Developing Effective Problem-Solving Skills
Developing SDL Skills
Becoming Effective Collaborators
Becoming Intrinsically Motivated Features of PBL Student-centered & Experiential
Builds on/challenges prior learning
Problems are complex and ambiguous, and require meta-cognition
Creates cognitive conflict
Collaborative & Interdependent Principles of PBL MacDonald and Isaacs (2001) states that “The characteristic that distinguishes PBL from other learning methods centring on what students do, rather than what teaching staff do (student-centred methods) is that the problem comes before the knowledge (in the broadest sense) needed to solve or resolve it.” (p317) Some key principles of a problem-based curriculum: Active Learning
Consistency in learning
Learning for understanding
There seems to be general agreement that problem-based learning provides an environment rich in demand for and potential to develop a range of skills. Among the skills usually identified are: Problem-solving skills
Skills in posing useful questions
Time management skills
Research and information handling skills
Computing skills Problem-Based Learning Benefits of PBL Risks of PBL It’s a student-centered approach.
Typically students find it more enjoyable and satisfying.
It encourages greater understanding.
Students with PBL experience rate their abilities higher.
PBL develops lifelong learning skills. For Students; For Students; For Institutions; For Instructors; Class attendance increases.
The method affords more intrinsic reward.
It encourages students to spend more time studying.
It promotes interdisciplinarity. It makes student learning a priority.
It may aid student retention.
It may be taken as evidence that an institution values teaching. Prior learning experiences do not prepare students well for PBL.
PBL requires more time and takes away study time from other subjects.
It creates some anxiety because learning is messier.
Sometimes group dynamics issues compromise PBL effectiveness.
Less content knowledge may be learned. For Institutions; For Instructors; It requires a change in educational philosophy for faculty who mostly lecture.
Faculty will need staff development and support.
It generally takes more instructors.
It works best with flexible classroom space.
It engenders resistance from faculty who question its efficacy. Creating suitable problem scenarios is difficult.
It requires more prep time.
Students have queries about the process.
Group dynamics issues may require faculty intervention.
It raises new questions about what to assess and how. Theoretical Support Learning methods based on making students responsible for their own learning represents the future in teaching. Accounting education is no exception. This study offers some support for the hypothesis that problem-based learning methods produce better results than lecturing in an accounting education context.

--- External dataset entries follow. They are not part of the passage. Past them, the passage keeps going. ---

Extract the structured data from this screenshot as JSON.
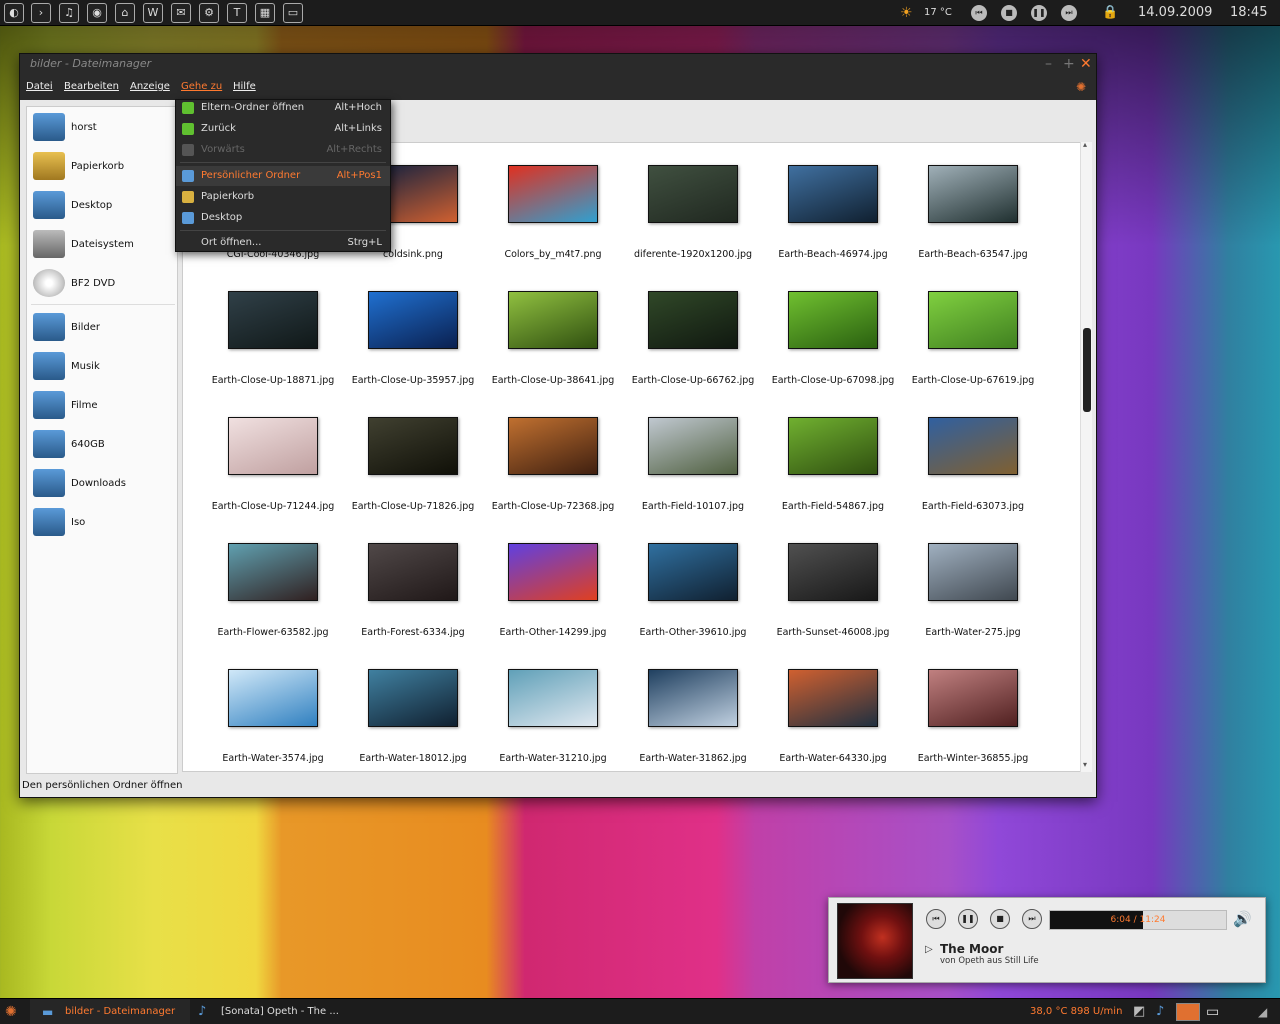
{
  "top_panel": {
    "launchers": [
      "app-launcher-1",
      "app-launcher-2",
      "music-launcher",
      "app-launcher-4",
      "app-launcher-5",
      "app-launcher-6",
      "app-launcher-7",
      "app-launcher-8",
      "app-launcher-9",
      "app-launcher-10",
      "app-launcher-11"
    ],
    "temperature": "17 °C",
    "date": "14.09.2009",
    "time": "18:45"
  },
  "window": {
    "title": "bilder - Dateimanager",
    "menu": [
      "Datei",
      "Bearbeiten",
      "Anzeige",
      "Gehe zu",
      "Hilfe"
    ],
    "active_menu": "Gehe zu"
  },
  "dropdown": {
    "items": [
      {
        "label": "Eltern-Ordner öffnen",
        "shortcut": "Alt+Hoch",
        "icon": "arrow-up-icon",
        "disabled": false
      },
      {
        "label": "Zurück",
        "shortcut": "Alt+Links",
        "icon": "arrow-left-icon",
        "disabled": false
      },
      {
        "label": "Vorwärts",
        "shortcut": "Alt+Rechts",
        "icon": "arrow-right-icon",
        "disabled": true
      },
      {
        "label": "Persönlicher Ordner",
        "shortcut": "Alt+Pos1",
        "icon": "home-folder-icon",
        "highlighted": true
      },
      {
        "label": "Papierkorb",
        "shortcut": "",
        "icon": "trash-icon"
      },
      {
        "label": "Desktop",
        "shortcut": "",
        "icon": "desktop-icon"
      },
      {
        "label": "Ort öffnen...",
        "shortcut": "Strg+L",
        "icon": ""
      }
    ]
  },
  "sidebar": {
    "places": [
      {
        "label": "horst",
        "icon": "home-folder-icon",
        "color": "#5a9ad8"
      },
      {
        "label": "Papierkorb",
        "icon": "trash-icon",
        "color": "#d8b040"
      },
      {
        "label": "Desktop",
        "icon": "desktop-folder-icon",
        "color": "#5a9ad8"
      },
      {
        "label": "Dateisystem",
        "icon": "harddisk-icon",
        "color": "#999999"
      },
      {
        "label": "BF2 DVD",
        "icon": "dvd-icon",
        "color": "#dddddd"
      }
    ],
    "bookmarks": [
      {
        "label": "Bilder",
        "icon": "pictures-folder-icon",
        "color": "#5a9ad8"
      },
      {
        "label": "Musik",
        "icon": "music-folder-icon",
        "color": "#5a9ad8"
      },
      {
        "label": "Filme",
        "icon": "video-folder-icon",
        "color": "#5a9ad8"
      },
      {
        "label": "640GB",
        "icon": "drive-folder-icon",
        "color": "#5a9ad8"
      },
      {
        "label": "Downloads",
        "icon": "downloads-folder-icon",
        "color": "#5a9ad8"
      },
      {
        "label": "Iso",
        "icon": "iso-folder-icon",
        "color": "#5a9ad8"
      }
    ]
  },
  "files": [
    {
      "name": "CGI-Cool-40346.jpg",
      "colors": [
        "#603020",
        "#201010"
      ]
    },
    {
      "name": "coldsink.png",
      "colors": [
        "#102040",
        "#d06030"
      ]
    },
    {
      "name": "Colors_by_m4t7.png",
      "colors": [
        "#e03020",
        "#30a0d0"
      ]
    },
    {
      "name": "diferente-1920x1200.jpg",
      "colors": [
        "#405040",
        "#202820"
      ]
    },
    {
      "name": "Earth-Beach-46974.jpg",
      "colors": [
        "#4070a0",
        "#102030"
      ]
    },
    {
      "name": "Earth-Beach-63547.jpg",
      "colors": [
        "#a0b0b8",
        "#203030"
      ]
    },
    {
      "name": "Earth-Close-Up-18871.jpg",
      "colors": [
        "#304048",
        "#101818"
      ]
    },
    {
      "name": "Earth-Close-Up-35957.jpg",
      "colors": [
        "#2070d0",
        "#0a2050"
      ]
    },
    {
      "name": "Earth-Close-Up-38641.jpg",
      "colors": [
        "#90c040",
        "#305010"
      ]
    },
    {
      "name": "Earth-Close-Up-66762.jpg",
      "colors": [
        "#304828",
        "#101810"
      ]
    },
    {
      "name": "Earth-Close-Up-67098.jpg",
      "colors": [
        "#70c030",
        "#2a6010"
      ]
    },
    {
      "name": "Earth-Close-Up-67619.jpg",
      "colors": [
        "#80d040",
        "#408020"
      ]
    },
    {
      "name": "Earth-Close-Up-71244.jpg",
      "colors": [
        "#f0e0e0",
        "#c0a0a0"
      ]
    },
    {
      "name": "Earth-Close-Up-71826.jpg",
      "colors": [
        "#404030",
        "#101008"
      ]
    },
    {
      "name": "Earth-Close-Up-72368.jpg",
      "colors": [
        "#c07030",
        "#402010"
      ]
    },
    {
      "name": "Earth-Field-10107.jpg",
      "colors": [
        "#c0c8d0",
        "#506040"
      ]
    },
    {
      "name": "Earth-Field-54867.jpg",
      "colors": [
        "#70b030",
        "#305010"
      ]
    },
    {
      "name": "Earth-Field-63073.jpg",
      "colors": [
        "#3060a0",
        "#806030"
      ]
    },
    {
      "name": "Earth-Flower-63582.jpg",
      "colors": [
        "#60a0b0",
        "#302020"
      ]
    },
    {
      "name": "Earth-Forest-6334.jpg",
      "colors": [
        "#504848",
        "#201818"
      ]
    },
    {
      "name": "Earth-Other-14299.jpg",
      "colors": [
        "#6040e0",
        "#e04020"
      ]
    },
    {
      "name": "Earth-Other-39610.jpg",
      "colors": [
        "#3070a0",
        "#102030"
      ]
    },
    {
      "name": "Earth-Sunset-46008.jpg",
      "colors": [
        "#505050",
        "#181818"
      ]
    },
    {
      "name": "Earth-Water-275.jpg",
      "colors": [
        "#a0b0c0",
        "#404850"
      ]
    },
    {
      "name": "Earth-Water-3574.jpg",
      "colors": [
        "#d0e8f8",
        "#3080c0"
      ]
    },
    {
      "name": "Earth-Water-18012.jpg",
      "colors": [
        "#4080a0",
        "#102030"
      ]
    },
    {
      "name": "Earth-Water-31210.jpg",
      "colors": [
        "#60a0b8",
        "#e0e8f0"
      ]
    },
    {
      "name": "Earth-Water-31862.jpg",
      "colors": [
        "#204060",
        "#c0d0e0"
      ]
    },
    {
      "name": "Earth-Water-64330.jpg",
      "colors": [
        "#d06030",
        "#203040"
      ]
    },
    {
      "name": "Earth-Winter-36855.jpg",
      "colors": [
        "#c08080",
        "#502020"
      ]
    }
  ],
  "statusbar": "Den persönlichen Ordner öffnen",
  "player": {
    "progress_text": "6:04 / 11:24",
    "progress_fraction": 0.53,
    "title": "The Moor",
    "subtitle": "von Opeth aus Still Life"
  },
  "bottom_panel": {
    "task1": "bilder - Dateimanager",
    "task2": "[Sonata] Opeth - The ...",
    "sensor": "38,0 °C  898 U/min"
  },
  "colors": {
    "accent": "#ff7a30",
    "panel": "#1c1c1c"
  }
}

These supports: Constructivism and PBL
Dewey and PBL
Vygotsky and PBL
Bruner and PBL Implementations of PBL Start with the Essential Question
Design a Plan for the Project
Create a Schedule
Monitor the Students and the Progress of the Project
Assess the Outcome
Evaluate the Experience
Start with the Essential Question http://www.facultyfocus.com/articles/effective-teaching-strategies/problem-based-learning-benefits-and-risks/
http://www.edutopia.org/project-based-learning-guide-implementation#pbl_plan Learning to Teach 8/e, Richard I. Arends, Central Connecticut State University
http://www.pbl.uci.edu/whatispbl.html References Created by; Sevim Duman